» Source material:
****************************************
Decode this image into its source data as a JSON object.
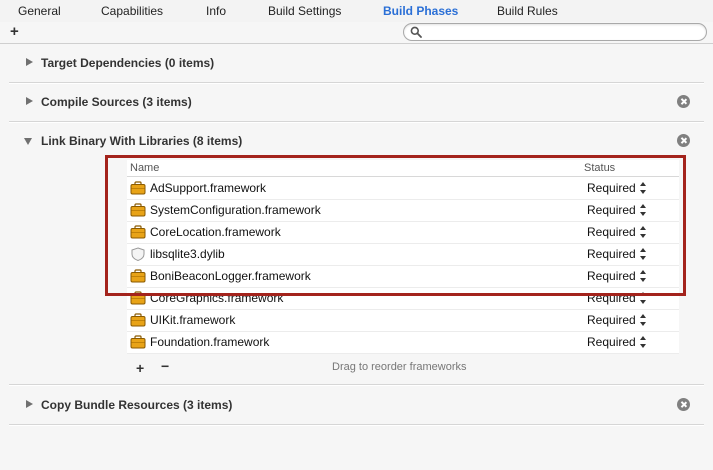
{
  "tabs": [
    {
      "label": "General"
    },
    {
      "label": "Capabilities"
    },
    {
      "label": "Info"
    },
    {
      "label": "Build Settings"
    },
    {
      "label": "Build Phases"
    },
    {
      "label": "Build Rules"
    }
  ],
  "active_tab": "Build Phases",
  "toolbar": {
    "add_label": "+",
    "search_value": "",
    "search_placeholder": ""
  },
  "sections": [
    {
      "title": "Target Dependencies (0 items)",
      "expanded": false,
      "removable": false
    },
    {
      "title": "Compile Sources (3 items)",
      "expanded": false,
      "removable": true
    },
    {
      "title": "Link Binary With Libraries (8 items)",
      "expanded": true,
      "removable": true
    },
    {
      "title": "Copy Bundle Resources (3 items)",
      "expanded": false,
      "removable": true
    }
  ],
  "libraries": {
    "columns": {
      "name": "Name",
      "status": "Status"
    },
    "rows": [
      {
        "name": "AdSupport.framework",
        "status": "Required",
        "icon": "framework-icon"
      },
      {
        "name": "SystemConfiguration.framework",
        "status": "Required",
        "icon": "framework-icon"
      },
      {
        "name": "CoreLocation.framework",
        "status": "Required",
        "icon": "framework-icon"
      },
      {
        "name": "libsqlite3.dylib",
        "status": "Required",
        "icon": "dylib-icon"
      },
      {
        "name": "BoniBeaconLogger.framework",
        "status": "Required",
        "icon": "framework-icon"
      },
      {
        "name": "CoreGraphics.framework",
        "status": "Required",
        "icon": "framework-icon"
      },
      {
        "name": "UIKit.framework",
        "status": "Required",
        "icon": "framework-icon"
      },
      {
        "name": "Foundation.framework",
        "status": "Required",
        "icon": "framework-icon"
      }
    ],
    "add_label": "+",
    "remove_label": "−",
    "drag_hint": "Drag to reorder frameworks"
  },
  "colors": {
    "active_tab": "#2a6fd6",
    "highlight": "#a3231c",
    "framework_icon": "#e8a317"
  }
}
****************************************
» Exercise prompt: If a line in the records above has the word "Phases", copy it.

» Exercise answer:
      "label": "Build Phases"
  "active_tab": "Build Phases",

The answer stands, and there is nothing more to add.